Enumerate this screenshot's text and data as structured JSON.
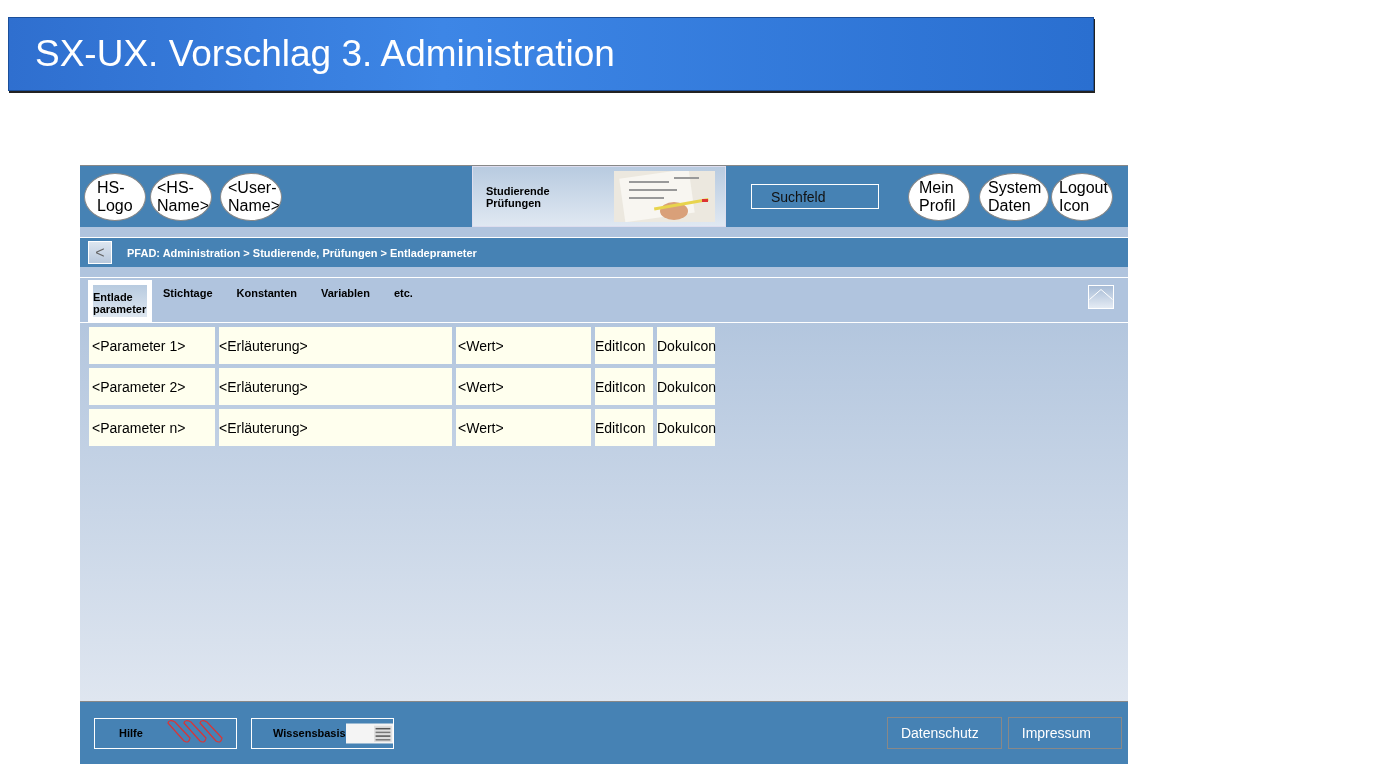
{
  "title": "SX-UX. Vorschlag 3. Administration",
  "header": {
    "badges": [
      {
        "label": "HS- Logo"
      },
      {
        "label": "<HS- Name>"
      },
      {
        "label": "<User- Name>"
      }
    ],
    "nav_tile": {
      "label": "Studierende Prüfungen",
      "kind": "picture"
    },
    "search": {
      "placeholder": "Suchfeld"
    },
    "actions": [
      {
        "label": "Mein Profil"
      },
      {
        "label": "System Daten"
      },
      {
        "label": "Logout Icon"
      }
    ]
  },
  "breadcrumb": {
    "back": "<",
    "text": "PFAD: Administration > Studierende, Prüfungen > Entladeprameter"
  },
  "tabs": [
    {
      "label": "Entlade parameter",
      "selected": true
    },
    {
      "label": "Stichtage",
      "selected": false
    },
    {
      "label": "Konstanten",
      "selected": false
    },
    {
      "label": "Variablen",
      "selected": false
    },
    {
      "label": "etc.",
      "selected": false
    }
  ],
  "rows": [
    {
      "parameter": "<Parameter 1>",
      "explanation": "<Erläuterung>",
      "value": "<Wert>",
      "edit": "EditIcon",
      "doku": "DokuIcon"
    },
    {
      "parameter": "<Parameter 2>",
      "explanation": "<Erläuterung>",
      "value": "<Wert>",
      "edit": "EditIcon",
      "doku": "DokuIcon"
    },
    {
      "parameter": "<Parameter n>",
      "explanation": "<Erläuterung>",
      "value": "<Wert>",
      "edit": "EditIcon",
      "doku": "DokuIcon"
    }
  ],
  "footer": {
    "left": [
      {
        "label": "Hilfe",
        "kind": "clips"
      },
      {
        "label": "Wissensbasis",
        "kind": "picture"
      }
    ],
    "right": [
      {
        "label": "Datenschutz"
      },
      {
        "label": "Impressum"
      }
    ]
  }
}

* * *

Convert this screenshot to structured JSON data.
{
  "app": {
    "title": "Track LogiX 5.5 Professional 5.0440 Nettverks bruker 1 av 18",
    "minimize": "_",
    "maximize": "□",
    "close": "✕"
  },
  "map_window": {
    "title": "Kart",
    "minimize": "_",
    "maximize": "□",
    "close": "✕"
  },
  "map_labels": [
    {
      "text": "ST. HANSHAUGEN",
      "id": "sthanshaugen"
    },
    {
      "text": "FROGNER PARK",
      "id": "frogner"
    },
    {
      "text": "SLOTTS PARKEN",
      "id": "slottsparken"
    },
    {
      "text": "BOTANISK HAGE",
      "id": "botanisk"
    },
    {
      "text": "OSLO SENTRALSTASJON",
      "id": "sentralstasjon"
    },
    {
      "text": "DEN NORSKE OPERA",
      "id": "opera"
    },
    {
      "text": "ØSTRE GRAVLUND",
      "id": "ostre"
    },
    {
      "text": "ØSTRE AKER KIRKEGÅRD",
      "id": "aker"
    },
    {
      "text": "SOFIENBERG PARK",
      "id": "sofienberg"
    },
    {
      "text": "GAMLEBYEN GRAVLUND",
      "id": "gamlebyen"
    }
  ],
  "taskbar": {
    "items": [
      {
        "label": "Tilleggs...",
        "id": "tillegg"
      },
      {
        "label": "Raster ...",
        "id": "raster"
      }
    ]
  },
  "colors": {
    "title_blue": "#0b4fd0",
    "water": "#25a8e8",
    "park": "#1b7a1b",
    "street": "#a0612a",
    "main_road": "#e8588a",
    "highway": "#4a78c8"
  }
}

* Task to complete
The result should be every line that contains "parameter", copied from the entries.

* Response to the exercise
      "label": "Entlade parameter",
      "parameter": "<Parameter 1>",
      "parameter": "<Parameter 2>",
      "parameter": "<Parameter n>",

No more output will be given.